Similarly, Tatiana also chooses not to depict graphic violence. “Indeed there is a criminal and violent environment, where female characters are exposed to brutality, but I was not interested in victimizing them; that is deeply boring in a movie, and that’s not life,” she says. “For me, it was important to build real female characters, full of chiaroscuro. I think that real contemporary Mexico is harsher than the one reflected in the film. For many years now, our country has been marked by looting, violence, and impunity, and has revealed, among many other things, the collusion between authorities and organized crime.”

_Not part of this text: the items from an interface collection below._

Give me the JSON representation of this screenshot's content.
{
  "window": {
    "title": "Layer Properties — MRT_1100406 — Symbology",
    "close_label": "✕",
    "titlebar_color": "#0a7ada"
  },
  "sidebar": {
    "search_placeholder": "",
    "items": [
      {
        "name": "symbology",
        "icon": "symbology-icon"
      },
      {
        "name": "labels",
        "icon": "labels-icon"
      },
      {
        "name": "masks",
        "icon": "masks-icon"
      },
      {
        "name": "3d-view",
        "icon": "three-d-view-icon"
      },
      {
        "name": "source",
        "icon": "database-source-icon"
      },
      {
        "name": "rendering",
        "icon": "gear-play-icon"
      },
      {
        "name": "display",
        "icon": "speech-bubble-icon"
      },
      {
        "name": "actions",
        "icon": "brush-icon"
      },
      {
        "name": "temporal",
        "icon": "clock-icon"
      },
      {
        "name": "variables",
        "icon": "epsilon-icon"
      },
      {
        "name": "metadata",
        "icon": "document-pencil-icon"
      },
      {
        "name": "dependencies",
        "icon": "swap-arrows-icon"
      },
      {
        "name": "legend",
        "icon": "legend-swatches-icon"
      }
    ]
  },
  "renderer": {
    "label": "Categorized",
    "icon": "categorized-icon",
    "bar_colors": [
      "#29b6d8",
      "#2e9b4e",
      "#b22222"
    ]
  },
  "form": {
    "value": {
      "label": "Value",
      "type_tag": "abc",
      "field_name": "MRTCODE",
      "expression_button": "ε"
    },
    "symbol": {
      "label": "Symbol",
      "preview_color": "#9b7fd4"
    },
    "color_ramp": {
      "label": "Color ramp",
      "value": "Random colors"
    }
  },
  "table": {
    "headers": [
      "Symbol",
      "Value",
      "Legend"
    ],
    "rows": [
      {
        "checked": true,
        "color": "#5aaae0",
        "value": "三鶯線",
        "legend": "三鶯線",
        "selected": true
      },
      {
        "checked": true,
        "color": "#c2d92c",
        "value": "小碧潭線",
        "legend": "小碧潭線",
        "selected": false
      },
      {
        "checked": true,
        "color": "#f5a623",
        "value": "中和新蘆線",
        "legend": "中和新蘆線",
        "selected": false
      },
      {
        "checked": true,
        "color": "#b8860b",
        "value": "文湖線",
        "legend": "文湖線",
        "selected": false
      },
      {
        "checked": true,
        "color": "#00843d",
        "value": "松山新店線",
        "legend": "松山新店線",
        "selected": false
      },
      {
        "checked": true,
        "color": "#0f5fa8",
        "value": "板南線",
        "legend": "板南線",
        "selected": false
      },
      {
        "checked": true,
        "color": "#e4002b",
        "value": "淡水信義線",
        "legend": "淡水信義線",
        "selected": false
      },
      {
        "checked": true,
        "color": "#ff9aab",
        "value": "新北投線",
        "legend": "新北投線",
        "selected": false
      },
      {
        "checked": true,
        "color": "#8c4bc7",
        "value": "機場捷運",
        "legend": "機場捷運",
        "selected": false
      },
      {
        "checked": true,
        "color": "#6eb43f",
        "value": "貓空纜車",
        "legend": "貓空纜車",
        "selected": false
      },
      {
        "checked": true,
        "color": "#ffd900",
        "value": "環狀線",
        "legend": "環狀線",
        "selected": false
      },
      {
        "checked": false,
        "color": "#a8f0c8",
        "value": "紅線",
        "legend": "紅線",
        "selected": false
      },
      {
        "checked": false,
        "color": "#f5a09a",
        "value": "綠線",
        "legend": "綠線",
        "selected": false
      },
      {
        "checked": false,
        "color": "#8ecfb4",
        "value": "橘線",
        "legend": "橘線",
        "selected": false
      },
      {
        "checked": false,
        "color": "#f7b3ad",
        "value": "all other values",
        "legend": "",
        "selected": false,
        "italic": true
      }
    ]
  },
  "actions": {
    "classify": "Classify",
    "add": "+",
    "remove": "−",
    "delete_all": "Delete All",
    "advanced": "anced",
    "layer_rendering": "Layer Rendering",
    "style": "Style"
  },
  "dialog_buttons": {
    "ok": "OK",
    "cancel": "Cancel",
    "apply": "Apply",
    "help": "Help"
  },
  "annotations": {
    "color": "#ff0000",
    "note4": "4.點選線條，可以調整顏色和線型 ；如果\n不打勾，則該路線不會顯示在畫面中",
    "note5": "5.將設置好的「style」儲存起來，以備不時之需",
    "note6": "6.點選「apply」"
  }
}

My novel is written from the perspective of a young girl, Ladydi, which allowed me to keep the innocence and enchantment of a childlike gaze, and it became a foil against the violence of the environment. When my protagonist sees her friend who has been covered with cigarette burns, she imagines her companion has walked through the Milky Way and that her skin has been turned into a constellation of stars.
Tatiana, whose film is portrayed through the eyes of three young girls, speaks to this also, explaining that she wanted to “…see the world through the eyes of a child—try to understand how that gaze is transformed and eroded when we begin to grow up.” She helps to achieve this effect by placing the hand-held camera at the girls’ eye level—her camerawork the equivalent of my novel’s POV. “Childhood is an ‘island’ where magic resides, and where dark, foreboding echoes of violence lurk,” she says. “Magic begins to evaporate into reality as the border between childhood and adulthood is blurred, and the characters become more exposed and alone. This is a story that invokes the resistance of children and honest gaze in the face of a violent reality.”
In my book and Tatiana Huezo’s film, we’ve both tried through our art to dignify the lives of those whose dignity has been stolen. While neither of us believe our work will change the culture of violence in Mexico, we do believe our approach can awaken, give hope, and build knowledge.
And yet, while girls are trafficked every day, we know art is not enough.
Jennifer Clement’s Prayers for the Stolen is published by Hogarth Press.